“Dun & Bradstreet’s director of consumer risk solutions, Steve Brown, said it was well known that Australians carried a large level of personal debt, but most of that was related to investment in housing, which was generally viewed as positive. ‘What’s particularly worrying is that this rising stress is coming at a time when we have very low interest rates and a relatively steady jobs market,’ he said.”

The Straits Times on Singapore. “The property market’s woes have spread from the luxury sector to more modestly priced homes on the city fringe as new loan curbs keep buyers in check.
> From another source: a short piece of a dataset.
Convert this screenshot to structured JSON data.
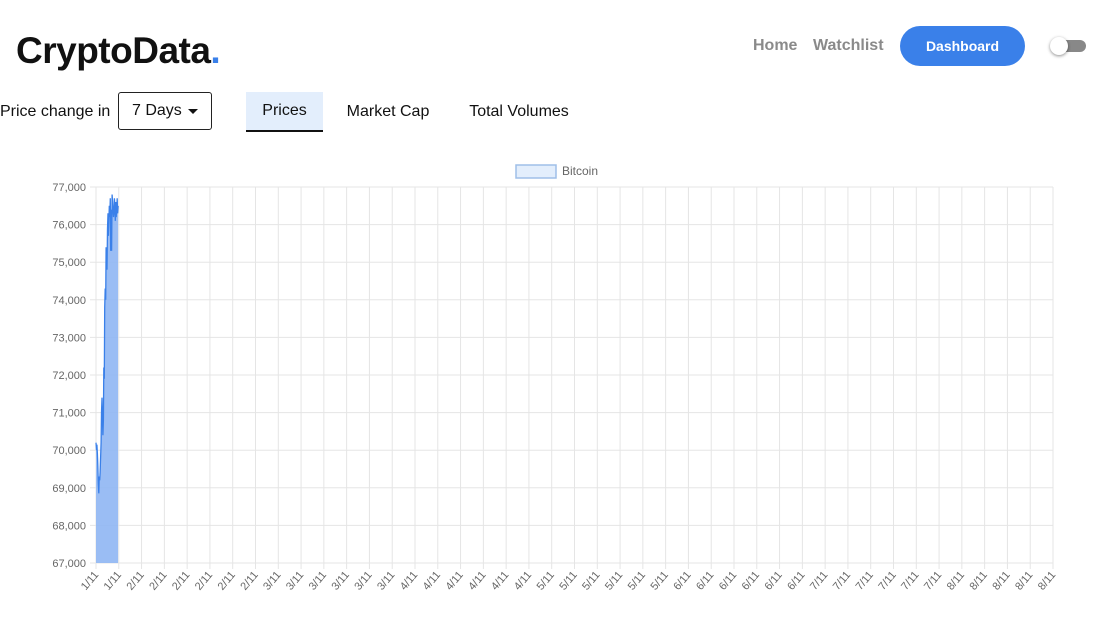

Unsold units are piling up in areas such as Bukit Merah, Kallang and Marine Parade, with developers forced to dangle big discounts to move homes. ‘Developers of suburban condos have not needed to slash prices as most HDB upgraders find launch prices of about SG$1,000 per sq ft (psf) affordable. But developers of RCR non-landed homes have had to cut prices to fit the total debt servicing ratio (TDSR) limits of buyers,’ said R’ST Research director Ong Kah Seng.”

“Alex Residences in Alexandra and Sky Vue in Bishan, which were both launched in the second half of last year, have sold at average prices of SG$1,640 psf and SG$1,576 psf respectively, ‘way below (the prices of units in) the nearby projects launched before them, before TDSR,’ he said. As at the end of last month, Alex Residences had sold 214 of 429 units and Sky Vue 504 of 694.”
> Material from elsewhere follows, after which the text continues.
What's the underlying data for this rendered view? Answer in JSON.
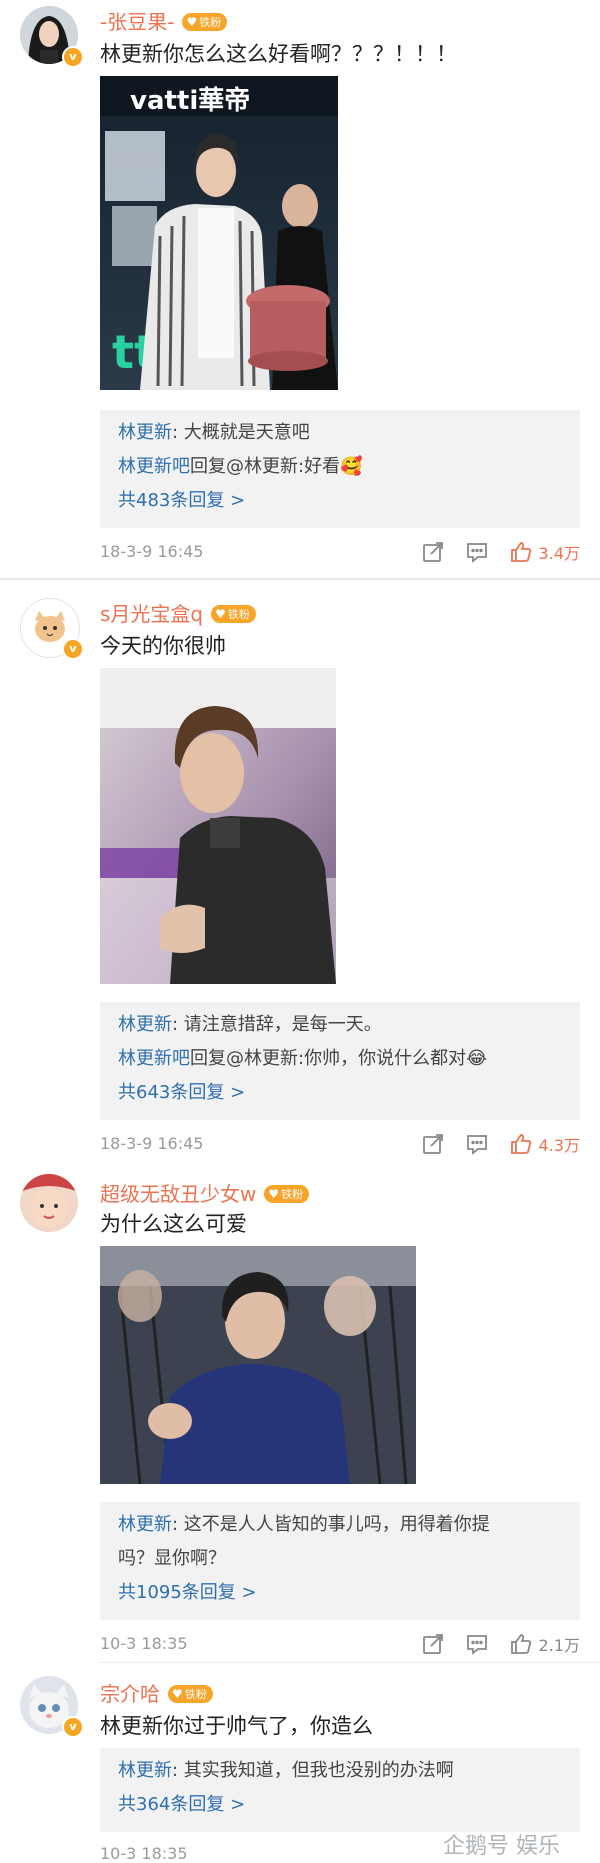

The Economic Times on India. “The rapid rise in the stock market since the new government was formed has taken the sheen off real estate, where investments have not only dropped but investors are trying to monetise their existing assets, creating a scare of price correction. Prices of new residential projects in the National Capital Region, for instance, was down 10% in June this year compared to a year ago. In Pune, it was down 25%, while in Bangalore it remained stagnant. Unsold inventory levels at the end of June 2014 stood at 765 million sq ft or about 7.6 lakh apartments, which would take about 35 months to be sold at the current pace of sales.”

“Pankaj Kapoor, managing director of Liases Foras, said the downward pressure on property prices today is pushing investors away from real estate. ‘They see very little hope of a turnaround any time soon.’”

Mingtiandi on China. “94 people were detained in a growing funding scandal involving real estate developers and private lenders in the northern Chinese city of Handan recently as a slowdown in housing sales exposed risky funding practices. A report in the official Xinhua news agency today said that government work teams had been sent in to investigate thirteen local real estate developers in the city in southern Hebei province after a total of thirty-two property firms illegally raised RMB 9.3 billion ($1.5 billion) in funding for new projects in Handan.”

“The fall off in housing demand meant big trouble for Handan Golden Century, which was also the guarantor for a trust product launched during July by Sino Australian ­International Trust Company (SATC), a shadow banking entity which is nearly 20 percent owned by Australia’s Macquarie. Since Handan Golden Century defaulted, there has been a widespread run on private trusts in the city as individual lenders attempted to collect their funds out of the loosely-regulated shadow lenders.”

“A staffer from a trust company who spoke to Xinhua attempted to explain the breakdown in the company’s financing. ‘Starting last year, bank would no longer give us loans. If we could still get bank loans we would not need to turn to personal financing,’ said the employee on condition of anonymity.”